The House by the Side of the Road

Though perhaps not as avid a poetry lover as a couple of our dear sisters, 😉 I do hold an appreciation for well-composed lines that concisely communicate truth in an easy-to-remember format. The other day Daniel and I were discussing hospitality and the commands of Scripture to love one another, and the following poem came to mind. Perhaps a little quaint in it’s style and expression, 🙂 we were blessed by the spirit of love, compassion, and kindness it portrays, and wanted to share it with you. May each of us understand in a deeper way the love that our Savior bears toward us, so that we may in turn be vessels that convey that love to others!

“This is my commandment, that ye love one another, as I have loved you. Greater love hath no man than this, that a man lay down his life for his friends.” John 15: 12-13

“Herein is love, not that we loved God, but that he loved us, and sent his Son to be the propitiation for our sins.
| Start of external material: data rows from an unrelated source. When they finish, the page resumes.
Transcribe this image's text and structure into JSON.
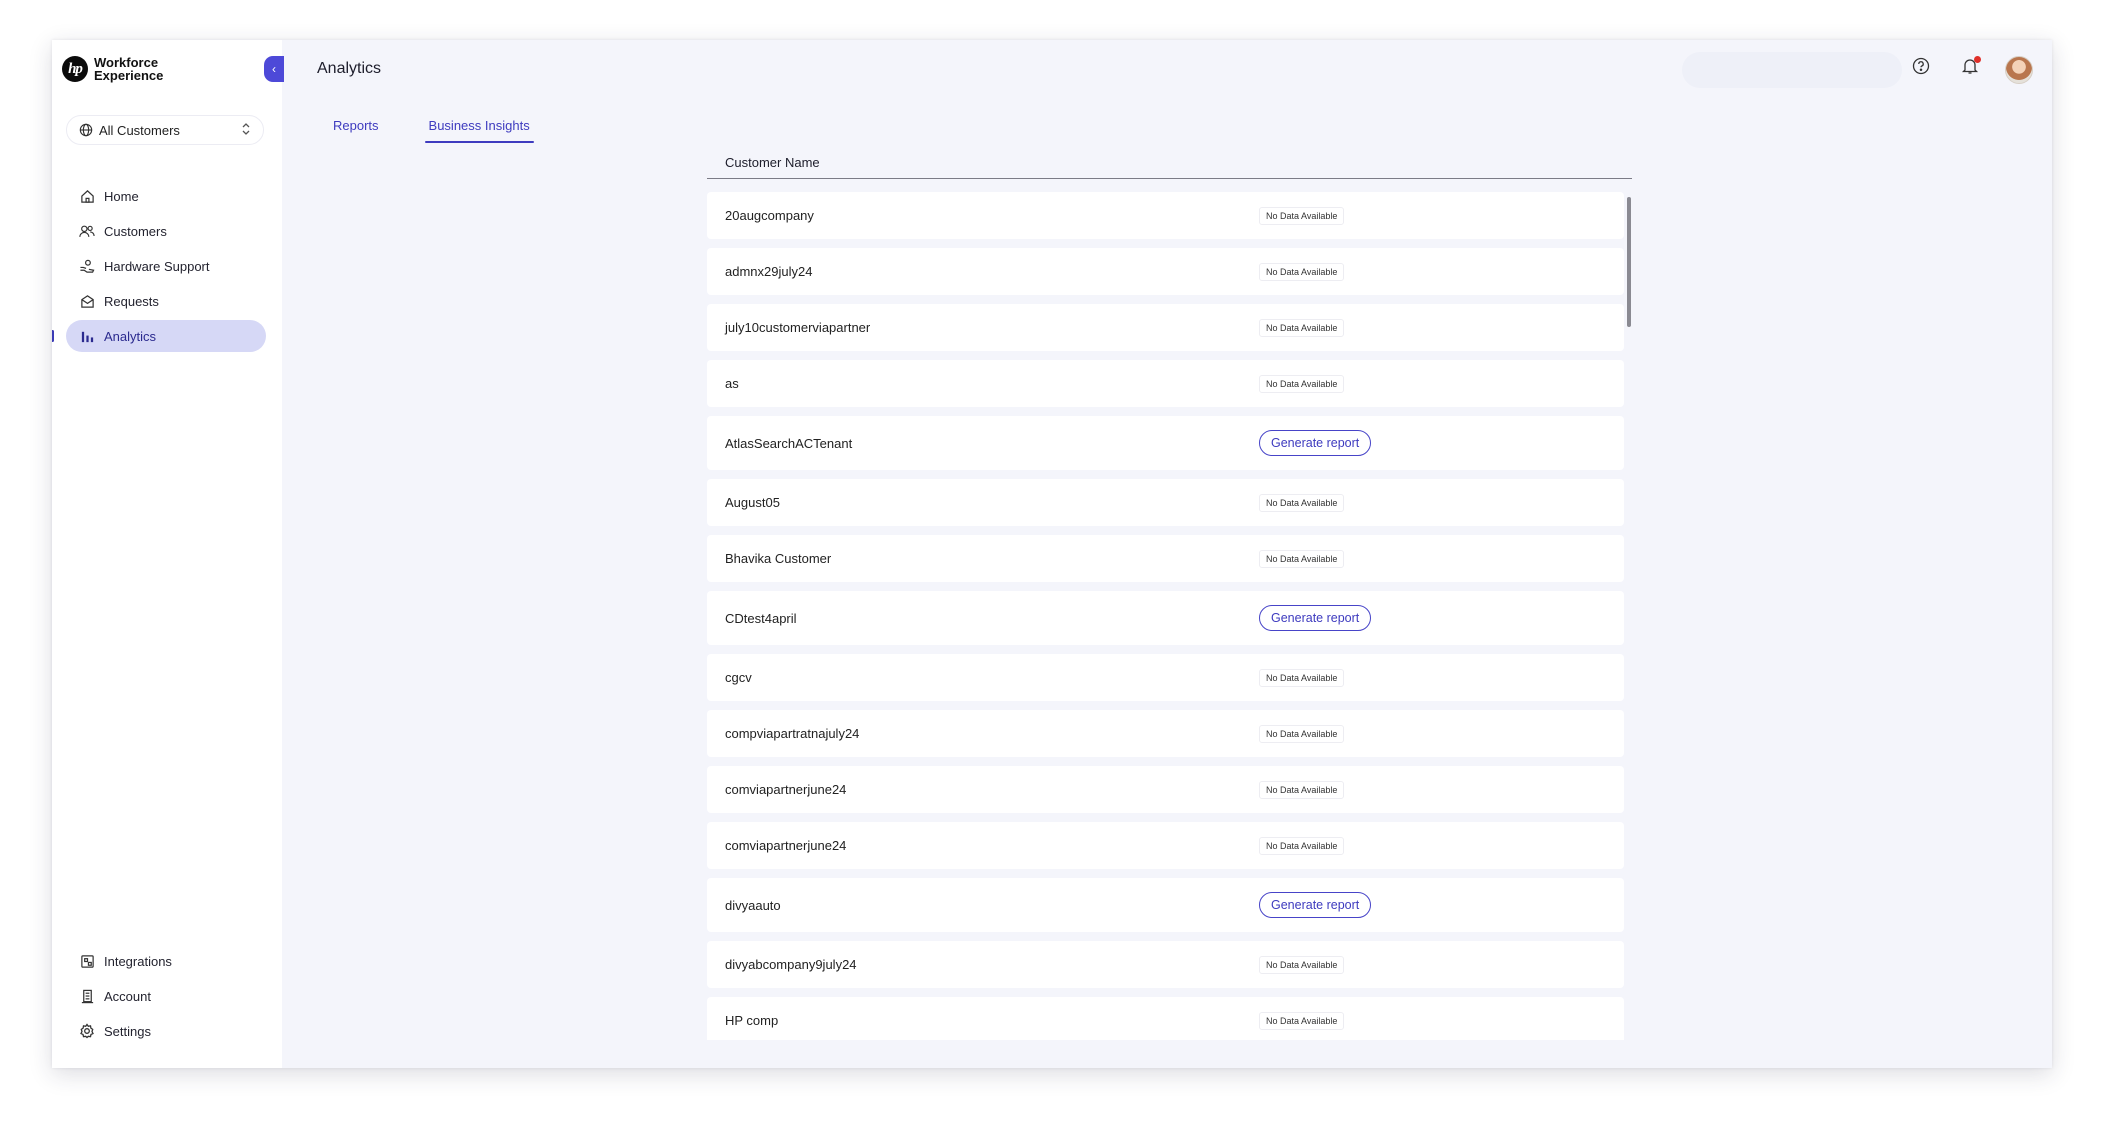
{
  "brand": {
    "logo_text": "hp",
    "line1": "Workforce",
    "line2": "Experience"
  },
  "customer_selector": {
    "value": "All Customers"
  },
  "nav": {
    "main": [
      {
        "label": "Home",
        "icon": "home-icon"
      },
      {
        "label": "Customers",
        "icon": "users-icon"
      },
      {
        "label": "Hardware Support",
        "icon": "hardware-support-icon"
      },
      {
        "label": "Requests",
        "icon": "requests-icon"
      },
      {
        "label": "Analytics",
        "icon": "analytics-icon",
        "active": true
      }
    ],
    "bottom": [
      {
        "label": "Integrations",
        "icon": "integrations-icon"
      },
      {
        "label": "Account",
        "icon": "account-icon"
      },
      {
        "label": "Settings",
        "icon": "gear-icon"
      }
    ]
  },
  "header": {
    "title": "Analytics"
  },
  "tabs": [
    {
      "label": "Reports",
      "active": false
    },
    {
      "label": "Business Insights",
      "active": true
    }
  ],
  "table": {
    "column_header": "Customer Name",
    "rows": [
      {
        "name": "20augcompany",
        "status": "No Data Available"
      },
      {
        "name": "admnx29july24",
        "status": "No Data Available"
      },
      {
        "name": "july10customerviapartner",
        "status": "No Data Available"
      },
      {
        "name": "as",
        "status": "No Data Available"
      },
      {
        "name": "AtlasSearchACTenant",
        "action": "Generate report"
      },
      {
        "name": "August05",
        "status": "No Data Available"
      },
      {
        "name": "Bhavika Customer",
        "status": "No Data Available"
      },
      {
        "name": "CDtest4april",
        "action": "Generate report"
      },
      {
        "name": "cgcv",
        "status": "No Data Available"
      },
      {
        "name": "compviapartratnajuly24",
        "status": "No Data Available"
      },
      {
        "name": "comviapartnerjune24",
        "status": "No Data Available"
      },
      {
        "name": "comviapartnerjune24",
        "status": "No Data Available"
      },
      {
        "name": "divyaauto",
        "action": "Generate report"
      },
      {
        "name": "divyabcompany9july24",
        "status": "No Data Available"
      },
      {
        "name": "HP comp",
        "status": "No Data Available"
      }
    ]
  },
  "colors": {
    "accent": "#3e3bbf",
    "active_nav_bg": "#d6d8f6",
    "background": "#f4f5fb",
    "notification": "#e0302a"
  }
}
Beloved, if God so loved us, we ought also to love one another.” 1 John 4:10-11

 

The House by the Side of the Road
Sam Walter Foss

There are hermit souls that live withdrawn
In the peace of their self-content;
There are souls, like stars, that dwell apart,
In a fellowless firmament;
There are pioneer souls that blaze their paths
Where highways never ran;
But let me live by the side of the road
And be a friend to man.

Let me live in a house by the side of the road,
Where the race of men go by
The men who are good and the men who are bad,
As good and as bad as I.
I would not sit in the scorner’s seat,
Or hurl the cynic’s ban;
Let me live in a house by the side of the road
And be a friend to man.

I see from my house by the side of the road,
By the side of the highways of life,
The men who press with the ardor of hope,
The men who are faint with the strife.
But I turn not away from their smiles nor their tears – 
Both parts of an infinite plan;
Let me live in my house by the side of the road
And be a friend to man.

I know there are brook-gladdened meadows ahead
And mountains of wearisome height;
And the road passes on through the long afternoon
And stretches away to the night.
But I still rejoice when the travelers rejoice
And weep with the strangers that moan,
Nor have I my house by the side of the road
Like a man who dwells alone.

Let me live in my house by the side of the road
Where the race of men go by – 
They are good, they are bad, they are weak, they are strong,
Wise, foolish – so am I.

Then why should I sit in the scorner’s seat
Or hurl the cynic’s ban?
Let me live in my house by the side of the road
And be a friend to man.